> [YOUR TASK] Go through the data and copy each line where the word "Center" shows up.

> [MATERIAL SHOWN]
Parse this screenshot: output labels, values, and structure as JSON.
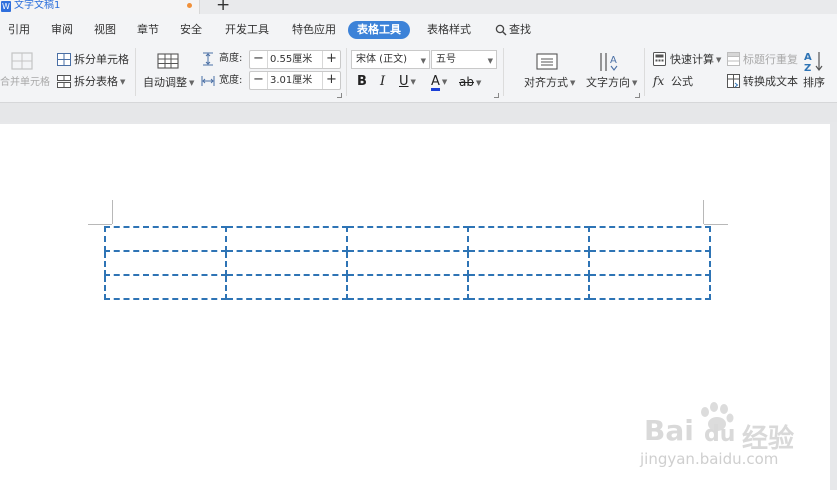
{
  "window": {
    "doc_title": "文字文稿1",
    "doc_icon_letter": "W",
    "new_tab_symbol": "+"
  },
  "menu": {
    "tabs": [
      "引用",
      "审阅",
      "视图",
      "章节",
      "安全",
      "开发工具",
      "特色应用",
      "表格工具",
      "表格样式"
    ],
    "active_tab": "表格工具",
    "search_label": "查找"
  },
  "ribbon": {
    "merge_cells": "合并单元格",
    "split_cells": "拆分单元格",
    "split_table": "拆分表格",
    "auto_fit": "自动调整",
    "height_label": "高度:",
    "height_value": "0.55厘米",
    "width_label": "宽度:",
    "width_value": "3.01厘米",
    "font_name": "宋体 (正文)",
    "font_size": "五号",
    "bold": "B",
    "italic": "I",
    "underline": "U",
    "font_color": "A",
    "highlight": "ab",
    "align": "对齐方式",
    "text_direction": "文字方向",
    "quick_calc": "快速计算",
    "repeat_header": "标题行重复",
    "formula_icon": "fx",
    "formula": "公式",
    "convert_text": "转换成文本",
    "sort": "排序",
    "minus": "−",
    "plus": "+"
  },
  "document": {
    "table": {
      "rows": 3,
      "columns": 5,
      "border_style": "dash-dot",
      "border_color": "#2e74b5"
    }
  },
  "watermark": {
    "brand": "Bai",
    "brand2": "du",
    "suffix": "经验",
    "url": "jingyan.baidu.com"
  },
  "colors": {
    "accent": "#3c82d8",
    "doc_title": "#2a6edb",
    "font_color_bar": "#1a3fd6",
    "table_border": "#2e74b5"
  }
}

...

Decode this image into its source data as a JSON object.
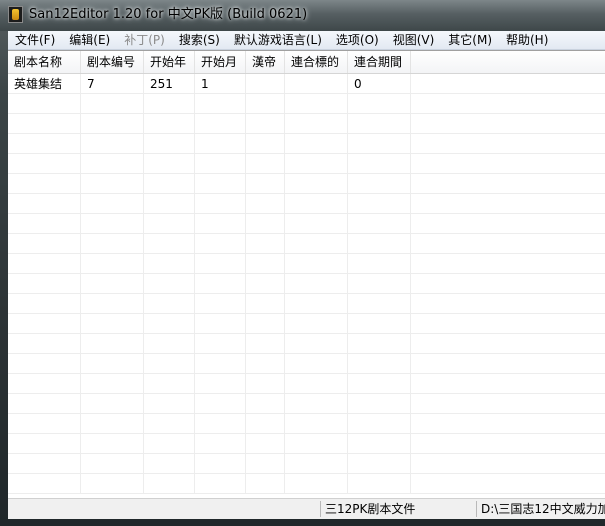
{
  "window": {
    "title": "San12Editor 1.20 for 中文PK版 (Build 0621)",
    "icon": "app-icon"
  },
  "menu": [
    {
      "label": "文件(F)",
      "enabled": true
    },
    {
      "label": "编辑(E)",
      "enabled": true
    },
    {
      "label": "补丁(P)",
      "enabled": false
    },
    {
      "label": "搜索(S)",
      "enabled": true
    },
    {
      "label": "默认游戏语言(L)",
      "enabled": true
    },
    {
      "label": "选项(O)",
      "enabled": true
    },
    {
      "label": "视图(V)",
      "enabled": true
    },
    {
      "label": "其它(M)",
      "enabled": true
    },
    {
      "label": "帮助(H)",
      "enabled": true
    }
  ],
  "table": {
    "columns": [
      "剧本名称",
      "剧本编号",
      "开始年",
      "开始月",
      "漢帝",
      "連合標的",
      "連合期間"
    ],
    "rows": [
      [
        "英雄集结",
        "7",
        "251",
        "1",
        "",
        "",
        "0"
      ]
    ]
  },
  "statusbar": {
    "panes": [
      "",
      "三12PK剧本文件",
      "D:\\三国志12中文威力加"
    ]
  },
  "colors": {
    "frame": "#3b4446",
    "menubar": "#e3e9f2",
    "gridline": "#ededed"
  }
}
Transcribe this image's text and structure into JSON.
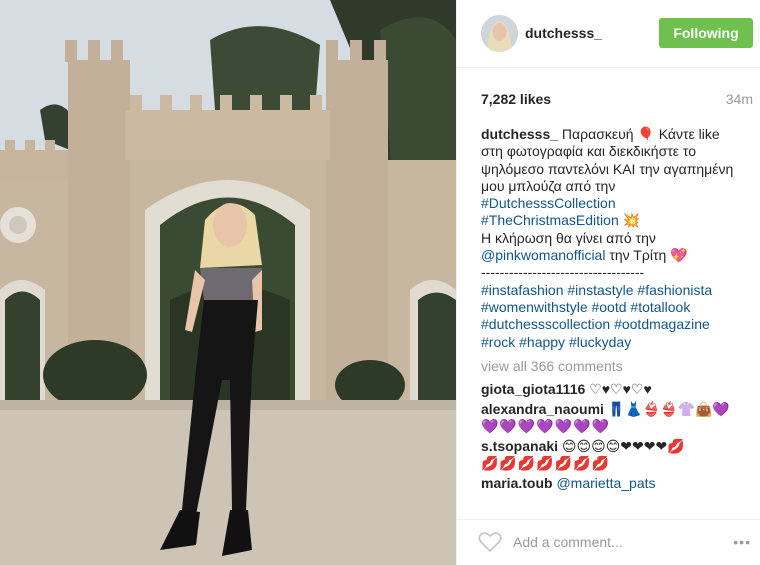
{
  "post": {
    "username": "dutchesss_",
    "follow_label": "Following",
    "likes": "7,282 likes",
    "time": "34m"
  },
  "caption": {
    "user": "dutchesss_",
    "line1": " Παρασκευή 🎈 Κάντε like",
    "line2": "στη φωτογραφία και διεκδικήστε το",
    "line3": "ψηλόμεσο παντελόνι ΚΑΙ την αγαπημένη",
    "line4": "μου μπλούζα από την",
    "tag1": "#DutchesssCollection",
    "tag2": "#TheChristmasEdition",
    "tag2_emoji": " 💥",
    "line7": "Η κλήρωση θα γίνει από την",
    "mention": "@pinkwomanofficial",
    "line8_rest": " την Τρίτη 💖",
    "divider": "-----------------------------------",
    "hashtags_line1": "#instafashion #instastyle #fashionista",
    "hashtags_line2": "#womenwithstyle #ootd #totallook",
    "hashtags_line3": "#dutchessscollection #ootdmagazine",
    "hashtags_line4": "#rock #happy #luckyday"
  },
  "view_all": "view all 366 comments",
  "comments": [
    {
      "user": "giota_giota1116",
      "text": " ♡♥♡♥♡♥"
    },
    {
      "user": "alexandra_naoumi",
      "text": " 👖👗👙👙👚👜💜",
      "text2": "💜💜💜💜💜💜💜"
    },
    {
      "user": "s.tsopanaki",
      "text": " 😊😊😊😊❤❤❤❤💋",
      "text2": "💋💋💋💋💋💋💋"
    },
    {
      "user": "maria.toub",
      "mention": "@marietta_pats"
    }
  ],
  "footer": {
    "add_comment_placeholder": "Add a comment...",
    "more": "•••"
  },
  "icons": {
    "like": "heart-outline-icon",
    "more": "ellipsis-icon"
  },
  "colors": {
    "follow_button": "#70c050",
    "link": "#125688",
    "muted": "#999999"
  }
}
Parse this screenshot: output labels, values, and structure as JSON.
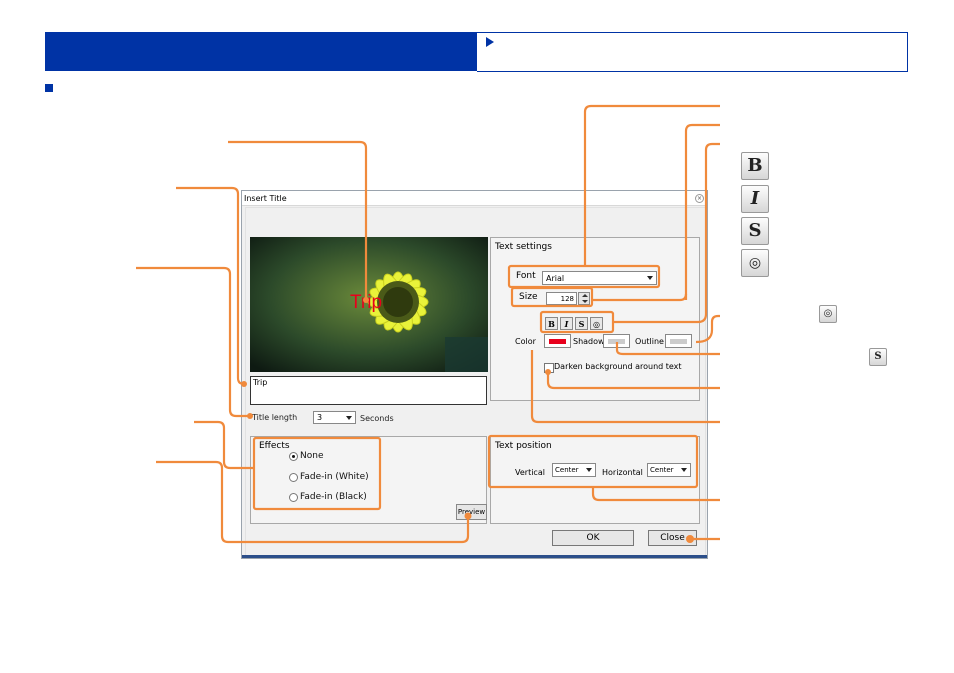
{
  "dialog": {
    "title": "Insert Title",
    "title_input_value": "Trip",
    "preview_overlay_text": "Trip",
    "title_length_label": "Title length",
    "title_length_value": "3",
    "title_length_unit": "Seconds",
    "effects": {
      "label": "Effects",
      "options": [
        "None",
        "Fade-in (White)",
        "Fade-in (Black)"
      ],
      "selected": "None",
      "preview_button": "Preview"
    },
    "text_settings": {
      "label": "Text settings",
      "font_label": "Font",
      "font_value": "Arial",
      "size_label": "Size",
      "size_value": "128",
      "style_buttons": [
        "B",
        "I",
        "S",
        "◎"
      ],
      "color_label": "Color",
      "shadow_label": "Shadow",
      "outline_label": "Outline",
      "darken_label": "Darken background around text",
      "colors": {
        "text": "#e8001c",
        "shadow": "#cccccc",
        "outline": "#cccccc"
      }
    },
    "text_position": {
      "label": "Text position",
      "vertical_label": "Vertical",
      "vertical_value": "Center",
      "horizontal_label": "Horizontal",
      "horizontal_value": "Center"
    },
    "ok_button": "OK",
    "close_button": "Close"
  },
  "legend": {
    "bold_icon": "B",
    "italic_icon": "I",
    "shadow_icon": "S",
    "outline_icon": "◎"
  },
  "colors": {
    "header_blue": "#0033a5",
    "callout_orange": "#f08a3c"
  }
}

> [RESULT OF THE TASK]
      "vertical_value": "Center",
      "horizontal_value": "Center"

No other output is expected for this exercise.